A reporting strategy needs to be implemented by a sound reporting process that delivers integrity of information, is backed by the right people, and right technology – all contributing to the building of trust.
To build deeper trust in the market, organisations need an effective reporting strategy that drives the corporate reports portfolio, with an integrated report as the flagship report. For the best results, this reporting strategy should be upheld by an efficient integrated reporting management system.
An integrated reporting management system should underpin the credibility of the corporate reporting portfolio. It ensures the business has the right processes to feed robust information for management decision making, as well as for its integrated reports, across a broader spectrum than financials. Quality information will also lead to stronger board confidence in the accuracy of the reports, and a greater willingness to sign accountability statements for integrated reports.
These factors will assist the business to build trust, and investors and other key stakeholders to make informed decisions with confidence.
Based on the reporting strategy, the management system should comprise a reporting process, a reporting team, and appropriate reporting technology, which all work together to channel information into the corporate reports portfolio – and ultimately to the market.
This approach helps boards to meet their obligations under ASX Corporate Governance Principle 4, which says they are responsible for the integrity of processes over all corporate reporting.
The management system also provides a clear framework (processes, systems and controls) for auditors to test and opine on, thereby adding further credibility to the information.
The reporting strategy forces a consideration of the ‘reportability’ of the company’s strategy and business model, which is central to explaining how it will create longer-term value. As organisations work to establish an integrated reporting management system, they may find the need to clarify and streamline aspects of the business model and strategy (e.g. how they are documented and understood internally) as they may not be clear or fully aligned. This is an example of integrated thinking – a benefit of moving towards integrated reporting.
The next step is to solidify the information gathering process for the delivery of each report component. This can prove challenging, as the reporting process for integrated reporting will be quite different to traditional financial, sustainability and other regulatory or voluntary reporting processes, which are likely to be well established. This is because integrated reporting often requires narrative context around things such as non-financial KPIs, diagrams, pictures and hyperlinks. Therefore, clear definitions of metrics, as well as more broadly based internal control systems that control the quality of narrative, non-financial KPIs, diagrams, pictures and hyperlinks, are needed.
For example, a diagrammatic representation of a business model may be used. It may also include links to KPIs measuring the performance of the business model, or to reporting on risks to implementing the business model and their mitigation. In this scenario, controls are needed to ensure that the business model, KPIs and risk mitigants are the ‘real’ ones – those set by management, overseen by the board, and used in internal performance measurement and reporting.

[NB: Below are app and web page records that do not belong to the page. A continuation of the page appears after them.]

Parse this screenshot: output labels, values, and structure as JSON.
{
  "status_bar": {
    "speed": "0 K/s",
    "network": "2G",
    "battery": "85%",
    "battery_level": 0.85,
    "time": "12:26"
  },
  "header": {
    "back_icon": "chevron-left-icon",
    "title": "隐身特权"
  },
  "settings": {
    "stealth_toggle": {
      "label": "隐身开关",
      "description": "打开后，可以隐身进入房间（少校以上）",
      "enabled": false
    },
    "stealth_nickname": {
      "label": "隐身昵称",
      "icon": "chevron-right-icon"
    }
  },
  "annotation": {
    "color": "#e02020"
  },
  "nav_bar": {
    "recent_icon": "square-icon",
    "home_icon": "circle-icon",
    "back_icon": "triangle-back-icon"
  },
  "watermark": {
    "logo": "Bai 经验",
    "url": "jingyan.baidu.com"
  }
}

As another example, the terms ‘employee engagement’ and ‘customer satisfaction’ can have generally agreed definitions at a high level – but a deeper set of definitions is needed to define how they are being calculated, how to determine the data source, and a process to feed them into reporting.
Process change may be required to achieve this quality of information. However, it may prove an opportunity to refresh processes and controls more broadly in relation to the strategy, business model, key value drivers and risks. The effort will also help from an accountability, governance and assurance perspective, as it will underpin tight management over reporting on key value drivers and risks – with the ability to push and pull levers to effect change, without loss of control over data integrity.

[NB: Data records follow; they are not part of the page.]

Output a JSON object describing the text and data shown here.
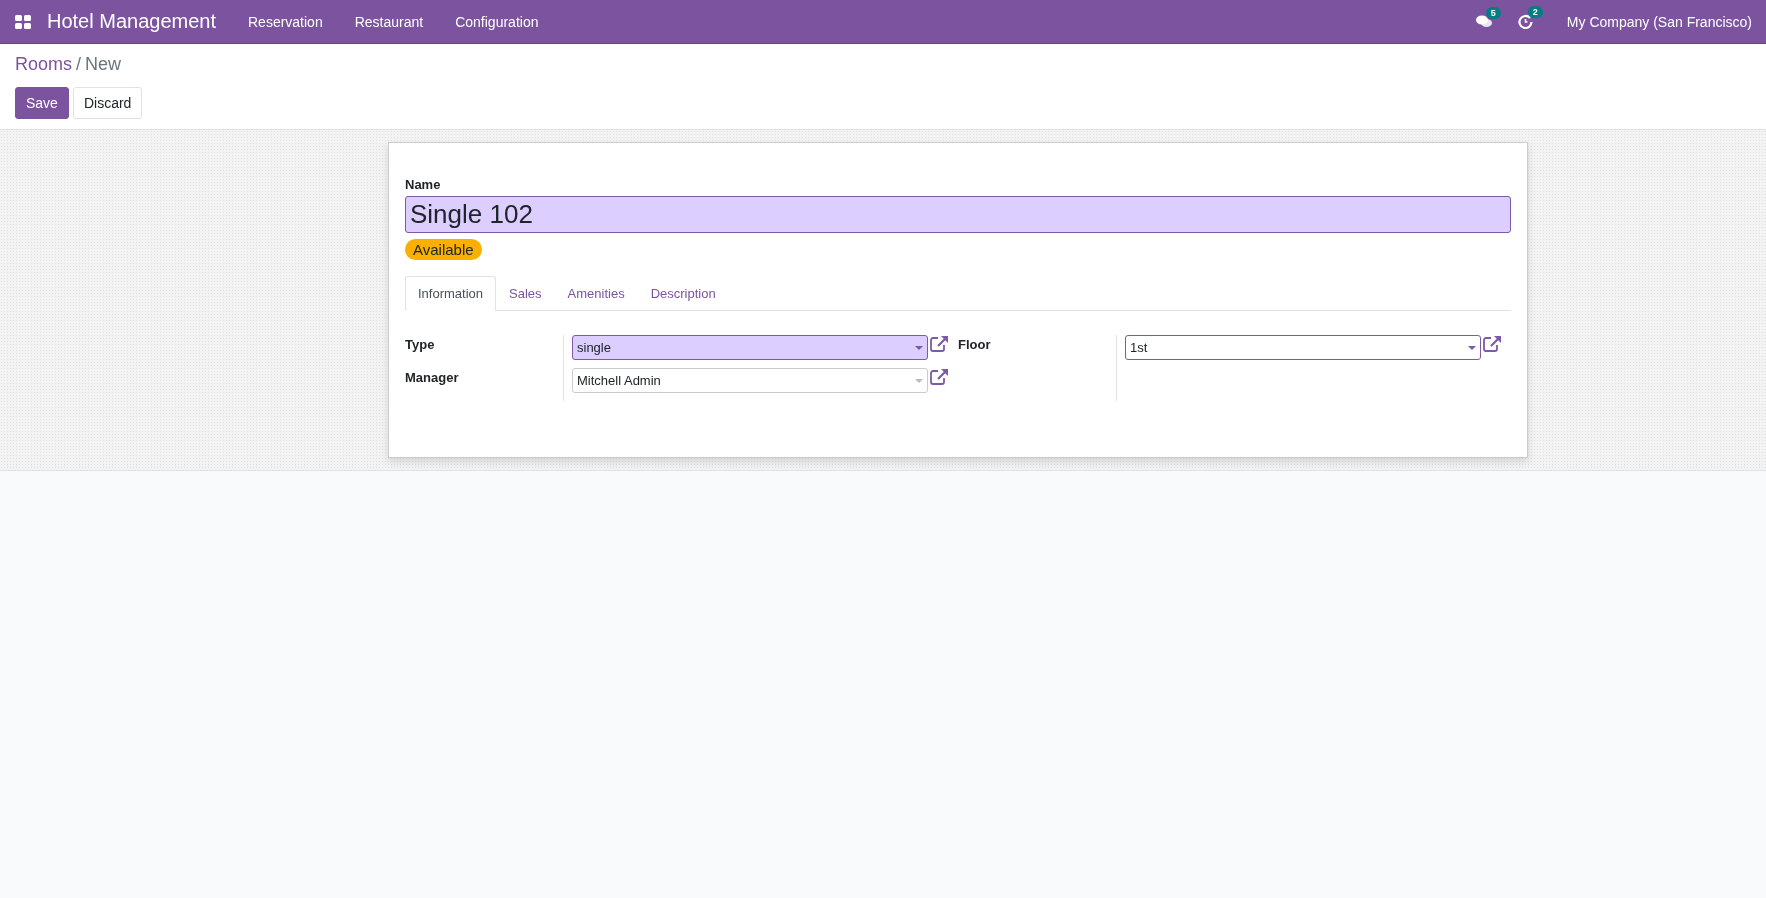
{
  "navbar": {
    "app_title": "Hotel Management",
    "menu": [
      "Reservation",
      "Restaurant",
      "Configuration"
    ],
    "messages_badge": "5",
    "activities_badge": "2",
    "company": "My Company (San Francisco)"
  },
  "breadcrumb": {
    "parent": "Rooms",
    "separator": "/",
    "current": "New"
  },
  "buttons": [
    {
      "label": "Save",
      "kind": "primary"
    },
    {
      "label": "Discard",
      "kind": "secondary"
    }
  ],
  "form": {
    "name_label": "Name",
    "name_value": "Single 102",
    "status": "Available",
    "tabs": [
      {
        "label": "Information",
        "selected": true
      },
      {
        "label": "Sales",
        "selected": false
      },
      {
        "label": "Amenities",
        "selected": false
      },
      {
        "label": "Description",
        "selected": false
      }
    ],
    "groups": [
      [
        {
          "label": "Type",
          "value": "single",
          "highlighted": true,
          "outlined": true
        },
        {
          "label": "Manager",
          "value": "Mitchell Admin",
          "highlighted": false,
          "outlined": false
        }
      ],
      [
        {
          "label": "Floor",
          "value": "1st",
          "highlighted": false,
          "outlined": true
        }
      ]
    ]
  }
}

The point is to ensure data is robust, duplication is removed, and that there are clear KPIs that can be measured with integrity year-on-year, and across departments. Importantly, it helps to build ‘investment-grade’ integrated reports that can be trusted.
To bring new processes to life, people need to drive and support the change. The reporting team must be equipped with the knowledge, skills and experience to implement the reporting process, and ensure integrity and reliability of information.
Integrated reporting requires a much greater emphasis on business knowledge, skills and experience within reporting teams, given that the business strategy and business model underpin what is captured, analysed and reported. This may require change within, or additional education of, reporting teams.
Engaging people to define the integrated reporting management system in the context of the reporting strategy, so they feel ownership of it, is a good place to start. It is important they are involved in determining the relevant information that needs to be captured and reported. With this agreement, it is easier to implement the right program of change with appropriate training and incentives to assist in its success.
Key to the integrated reporting management strategy is implementing the right technology to support the development of accurate internal and external information on the defined business areas. In other words, capturing and measuring the agreed KPIs.
There are two key aspects of technology in the context of an integrated reporting management strategy.
The role of technology is explored in more detail in Technology and audit – a powerful future.
In an environment where building trust is paramount – a robust integrated reporting management system underpins strategic management and board oversight.
With active governance from the board and robust assurance from independent auditors over the integrated reporting management system, and the integrated report itself, organisations could achieve better capital allocation, better business performance and most importantly – improved stakeholder trust.
Boards must play a central role in defining what to report to markets and focusing on long-term sustainability to build trust with stakeholders. Find out more in Active governance – Boards, trust and transparency.